DATA RECORDS -

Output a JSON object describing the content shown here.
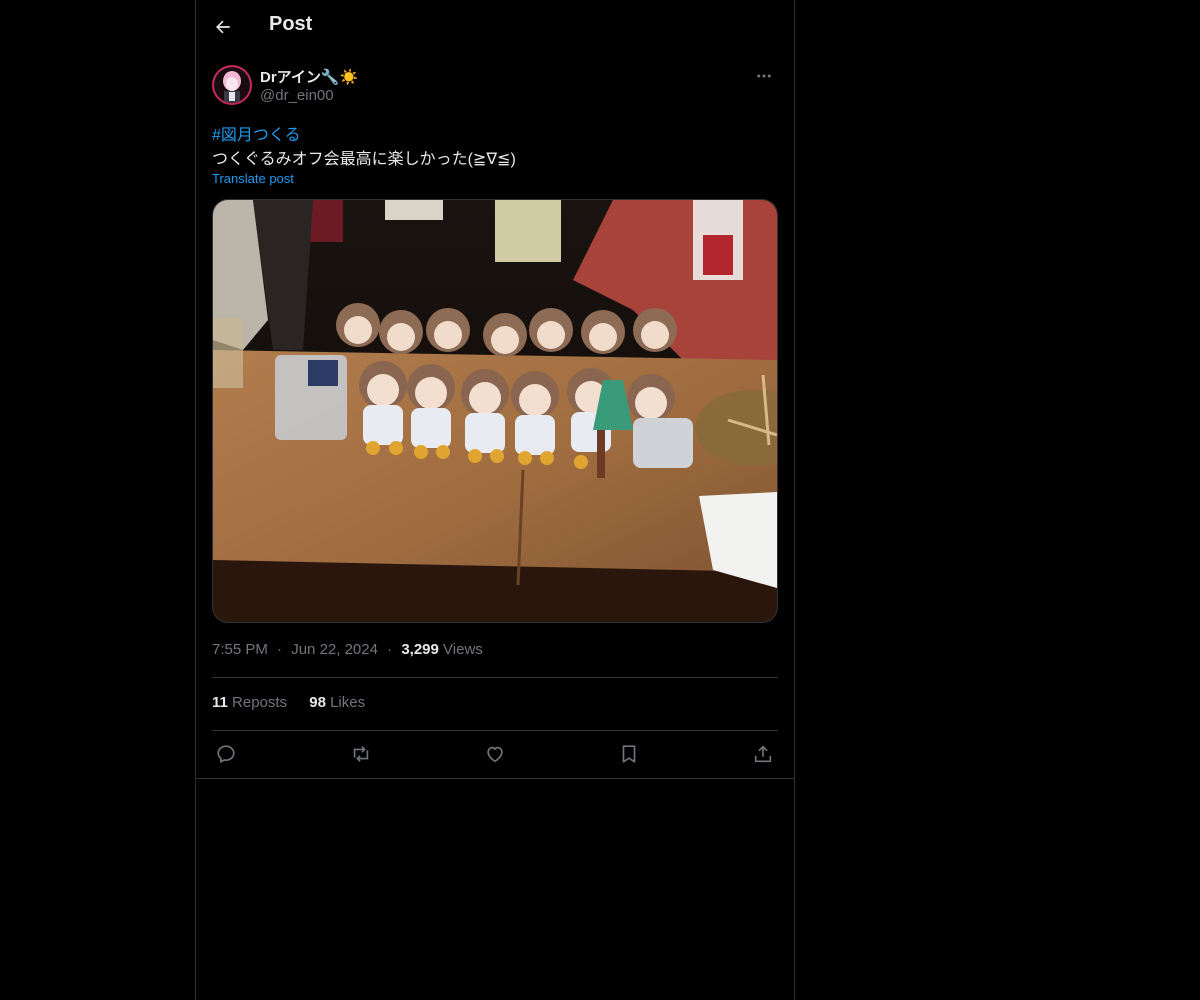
{
  "header": {
    "title": "Post",
    "back_icon": "arrow-left-icon"
  },
  "author": {
    "display_name": "Drアイン🔧☀️",
    "handle": "@dr_ein00",
    "more_icon": "more-horizontal-icon"
  },
  "post": {
    "hashtag": "#図月つくる",
    "text": "つくぐるみオフ会最高に楽しかった(≧∇≦)",
    "translate_label": "Translate post",
    "time": "7:55 PM",
    "separator": "·",
    "date": "Jun 22, 2024",
    "views_count": "3,299",
    "views_label": "Views"
  },
  "stats": {
    "reposts_count": "11",
    "reposts_label": "Reposts",
    "likes_count": "98",
    "likes_label": "Likes"
  },
  "actions": [
    {
      "name": "reply",
      "icon": "reply-icon"
    },
    {
      "name": "repost",
      "icon": "repost-icon"
    },
    {
      "name": "like",
      "icon": "heart-icon"
    },
    {
      "name": "bookmark",
      "icon": "bookmark-icon"
    },
    {
      "name": "share",
      "icon": "share-icon"
    }
  ],
  "colors": {
    "background": "#000000",
    "text": "#e7e9ea",
    "muted": "#71767b",
    "link": "#1d9bf0",
    "border": "#2f3336"
  }
}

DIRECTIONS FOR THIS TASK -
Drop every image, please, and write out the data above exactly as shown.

RESULT OF THE EXERCISE -
Output a JSON object describing the content shown here.
{
  "header": {
    "title": "Post",
    "back_icon": "arrow-left-icon"
  },
  "author": {
    "display_name": "Drアイン🔧☀️",
    "handle": "@dr_ein00",
    "more_icon": "more-horizontal-icon"
  },
  "post": {
    "hashtag": "#図月つくる",
    "text": "つくぐるみオフ会最高に楽しかった(≧∇≦)",
    "translate_label": "Translate post",
    "time": "7:55 PM",
    "separator": "·",
    "date": "Jun 22, 2024",
    "views_count": "3,299",
    "views_label": "Views"
  },
  "stats": {
    "reposts_count": "11",
    "reposts_label": "Reposts",
    "likes_count": "98",
    "likes_label": "Likes"
  },
  "actions": [
    {
      "name": "reply",
      "icon": "reply-icon"
    },
    {
      "name": "repost",
      "icon": "repost-icon"
    },
    {
      "name": "like",
      "icon": "heart-icon"
    },
    {
      "name": "bookmark",
      "icon": "bookmark-icon"
    },
    {
      "name": "share",
      "icon": "share-icon"
    }
  ],
  "colors": {
    "background": "#000000",
    "text": "#e7e9ea",
    "muted": "#71767b",
    "link": "#1d9bf0",
    "border": "#2f3336"
  }
}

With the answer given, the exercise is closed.